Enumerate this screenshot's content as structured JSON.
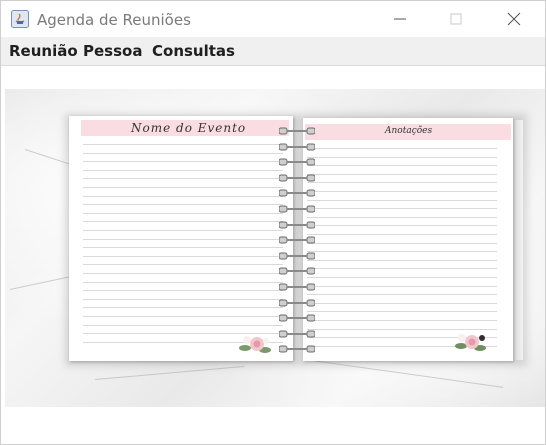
{
  "window": {
    "title": "Agenda de Reuniões",
    "controls": {
      "minimize": "—",
      "maximize": "☐",
      "close": "✕"
    }
  },
  "menubar": {
    "items": [
      "Reunião",
      "Pessoa",
      "Consultas"
    ]
  },
  "notebook": {
    "left_header": "Nome do Evento",
    "right_header": "Anotações"
  },
  "colors": {
    "header_band": "#f9dde3",
    "menu_bg": "#f0f0f0"
  },
  "icons": {
    "app": "java-app-icon",
    "flower": "rose-bouquet-icon"
  }
}
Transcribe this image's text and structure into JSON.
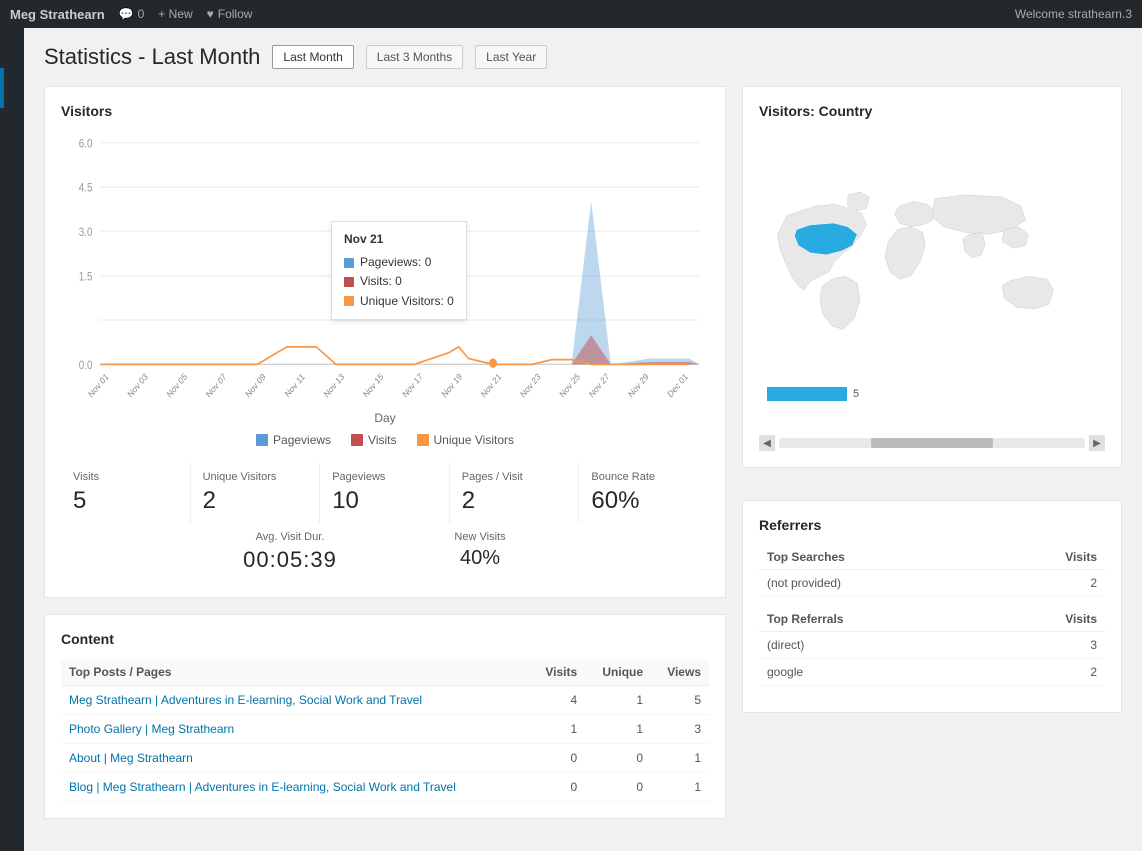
{
  "topbar": {
    "brand": "Meg Strathearn",
    "comment_icon": "💬",
    "comment_count": "0",
    "new_label": "+ New",
    "follow_icon": "♥",
    "follow_label": "Follow",
    "welcome_text": "Welcome strathearn.3"
  },
  "page_title": "Statistics - Last Month",
  "tabs": [
    {
      "id": "last-month",
      "label": "Last Month",
      "active": true
    },
    {
      "id": "last-3-months",
      "label": "Last 3 Months",
      "active": false
    },
    {
      "id": "last-year",
      "label": "Last Year",
      "active": false
    }
  ],
  "visitors_card": {
    "title": "Visitors",
    "y_labels": [
      "6.0",
      "4.5",
      "3.0",
      "1.5",
      "0.0"
    ],
    "x_labels": [
      "Nov 01",
      "Nov 03",
      "Nov 05",
      "Nov 07",
      "Nov 09",
      "Nov 11",
      "Nov 13",
      "Nov 15",
      "Nov 17",
      "Nov 19",
      "Nov 21",
      "Nov 23",
      "Nov 25",
      "Nov 27",
      "Nov 29",
      "Dec 01"
    ],
    "axis_label": "Day",
    "legend": [
      {
        "label": "Pageviews",
        "color": "#5b9bd5"
      },
      {
        "label": "Visits",
        "color": "#c0504d"
      },
      {
        "label": "Unique Visitors",
        "color": "#f79646"
      }
    ],
    "tooltip": {
      "date": "Nov 21",
      "pageviews_label": "Pageviews: 0",
      "visits_label": "Visits: 0",
      "unique_label": "Unique Visitors: 0"
    }
  },
  "stats": {
    "visits_label": "Visits",
    "visits_value": "5",
    "unique_label": "Unique Visitors",
    "unique_value": "2",
    "pageviews_label": "Pageviews",
    "pageviews_value": "10",
    "pages_visit_label": "Pages / Visit",
    "pages_visit_value": "2",
    "bounce_label": "Bounce Rate",
    "bounce_value": "60%",
    "avg_dur_label": "Avg. Visit Dur.",
    "avg_dur_value": "00:05:39",
    "new_visits_label": "New Visits",
    "new_visits_value": "40%"
  },
  "content_card": {
    "title": "Content",
    "table_headers": [
      "Top Posts / Pages",
      "Visits",
      "Unique",
      "Views"
    ],
    "rows": [
      {
        "title": "Meg Strathearn | Adventures in E-learning, Social Work and Travel",
        "visits": "4",
        "unique": "1",
        "views": "5"
      },
      {
        "title": "Photo Gallery | Meg Strathearn",
        "visits": "1",
        "unique": "1",
        "views": "3"
      },
      {
        "title": "About | Meg Strathearn",
        "visits": "0",
        "unique": "0",
        "views": "1"
      },
      {
        "title": "Blog | Meg Strathearn | Adventures in E-learning, Social Work and Travel",
        "visits": "0",
        "unique": "0",
        "views": "1"
      }
    ]
  },
  "visitors_country_card": {
    "title": "Visitors: Country",
    "country": "United States",
    "country_value": "5"
  },
  "referrers_card": {
    "title": "Referrers",
    "searches_header": "Top Searches",
    "searches_visits_header": "Visits",
    "searches": [
      {
        "term": "(not provided)",
        "visits": "2"
      }
    ],
    "referrals_header": "Top Referrals",
    "referrals_visits_header": "Visits",
    "referrals": [
      {
        "source": "(direct)",
        "visits": "3"
      },
      {
        "source": "google",
        "visits": "2"
      }
    ]
  }
}
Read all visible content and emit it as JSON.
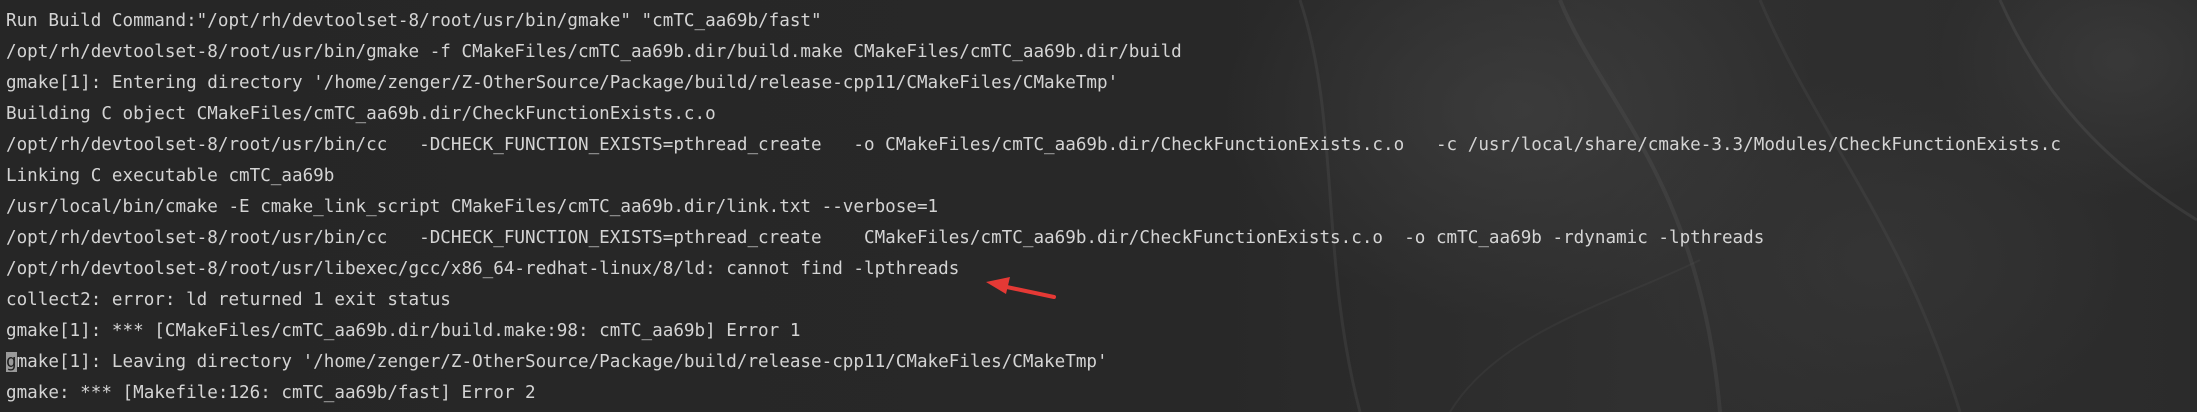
{
  "terminal": {
    "lines": [
      "Run Build Command:\"/opt/rh/devtoolset-8/root/usr/bin/gmake\" \"cmTC_aa69b/fast\"",
      "/opt/rh/devtoolset-8/root/usr/bin/gmake -f CMakeFiles/cmTC_aa69b.dir/build.make CMakeFiles/cmTC_aa69b.dir/build",
      "gmake[1]: Entering directory '/home/zenger/Z-OtherSource/Package/build/release-cpp11/CMakeFiles/CMakeTmp'",
      "Building C object CMakeFiles/cmTC_aa69b.dir/CheckFunctionExists.c.o",
      "/opt/rh/devtoolset-8/root/usr/bin/cc   -DCHECK_FUNCTION_EXISTS=pthread_create   -o CMakeFiles/cmTC_aa69b.dir/CheckFunctionExists.c.o   -c /usr/local/share/cmake-3.3/Modules/CheckFunctionExists.c",
      "Linking C executable cmTC_aa69b",
      "/usr/local/bin/cmake -E cmake_link_script CMakeFiles/cmTC_aa69b.dir/link.txt --verbose=1",
      "/opt/rh/devtoolset-8/root/usr/bin/cc   -DCHECK_FUNCTION_EXISTS=pthread_create    CMakeFiles/cmTC_aa69b.dir/CheckFunctionExists.c.o  -o cmTC_aa69b -rdynamic -lpthreads",
      "/opt/rh/devtoolset-8/root/usr/libexec/gcc/x86_64-redhat-linux/8/ld: cannot find -lpthreads",
      "collect2: error: ld returned 1 exit status",
      "gmake[1]: *** [CMakeFiles/cmTC_aa69b.dir/build.make:98: cmTC_aa69b] Error 1",
      "gmake[1]: Leaving directory '/home/zenger/Z-OtherSource/Package/build/release-cpp11/CMakeFiles/CMakeTmp'",
      "gmake: *** [Makefile:126: cmTC_aa69b/fast] Error 2"
    ],
    "cursor_line_first_char": "g",
    "cursor_line_rest": "make[1]: Leaving directory '/home/zenger/Z-OtherSource/Package/build/release-cpp11/CMakeFiles/CMakeTmp'",
    "text_color": "#d4d4d4",
    "background_color": "#262626"
  },
  "annotation": {
    "type": "arrow",
    "color": "#e53935"
  }
}
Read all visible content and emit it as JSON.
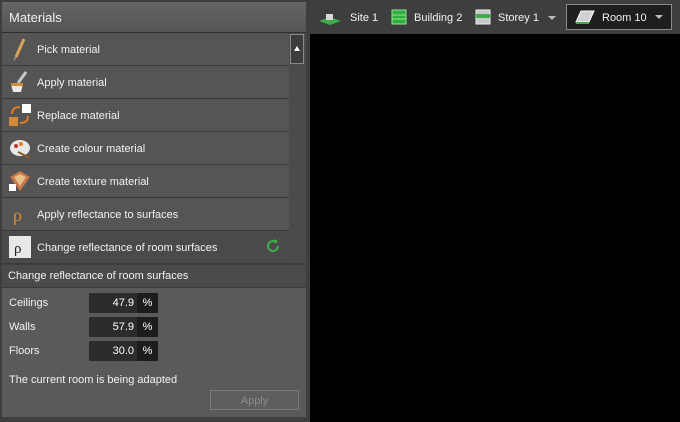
{
  "materials": {
    "title": "Materials",
    "items": [
      {
        "label": "Pick material",
        "icon": "pick-material-icon"
      },
      {
        "label": "Apply material",
        "icon": "apply-material-icon"
      },
      {
        "label": "Replace material",
        "icon": "replace-material-icon"
      },
      {
        "label": "Create colour material",
        "icon": "colour-palette-icon"
      },
      {
        "label": "Create texture material",
        "icon": "texture-material-icon"
      },
      {
        "label": "Apply reflectance to surfaces",
        "icon": "reflectance-icon"
      },
      {
        "label": "Change reflectance of room surfaces",
        "icon": "room-reflectance-icon"
      }
    ]
  },
  "properties": {
    "title": "Change reflectance of room surfaces",
    "rows": [
      {
        "label": "Ceilings",
        "value": "47.9",
        "unit": "%"
      },
      {
        "label": "Walls",
        "value": "57.9",
        "unit": "%"
      },
      {
        "label": "Floors",
        "value": "30.0",
        "unit": "%"
      }
    ],
    "status": "The current room is being adapted",
    "apply_label": "Apply"
  },
  "breadcrumb": [
    {
      "label": "Site 1",
      "icon": "site-icon"
    },
    {
      "label": "Building 2",
      "icon": "building-icon"
    },
    {
      "label": "Storey 1",
      "icon": "storey-icon"
    },
    {
      "label": "Room 10",
      "icon": "room-icon"
    }
  ]
}
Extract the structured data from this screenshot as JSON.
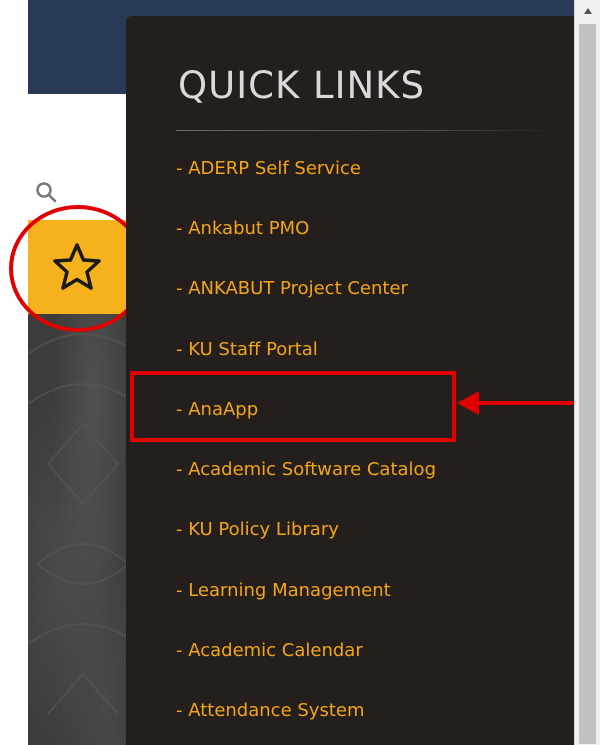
{
  "quick_links": {
    "title": "QUICK LINKS",
    "items": [
      {
        "label": "- ADERP Self Service"
      },
      {
        "label": "- Ankabut PMO"
      },
      {
        "label": "- ANKABUT Project Center"
      },
      {
        "label": "- KU Staff Portal"
      },
      {
        "label": "- AnaApp"
      },
      {
        "label": "- Academic Software Catalog"
      },
      {
        "label": "- KU Policy Library"
      },
      {
        "label": "- Learning Management"
      },
      {
        "label": "- Academic Calendar"
      },
      {
        "label": "- Attendance System"
      }
    ],
    "highlighted_item": "- AnaApp"
  },
  "toolbar": {
    "search_icon": "search-icon",
    "star_icon": "star-icon",
    "star_button_color": "#f5b21c"
  },
  "colors": {
    "banner": "#283a55",
    "panel_bg": "#241f1d",
    "link": "#f2a517",
    "title": "#d9d9d9",
    "annotation": "#e00000"
  }
}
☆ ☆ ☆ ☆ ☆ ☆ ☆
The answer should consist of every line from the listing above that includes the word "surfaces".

        "label": "Apply reflectance to surfaces",
        "label": "Change reflectance of room surfaces",
    "title": "Change reflectance of room surfaces",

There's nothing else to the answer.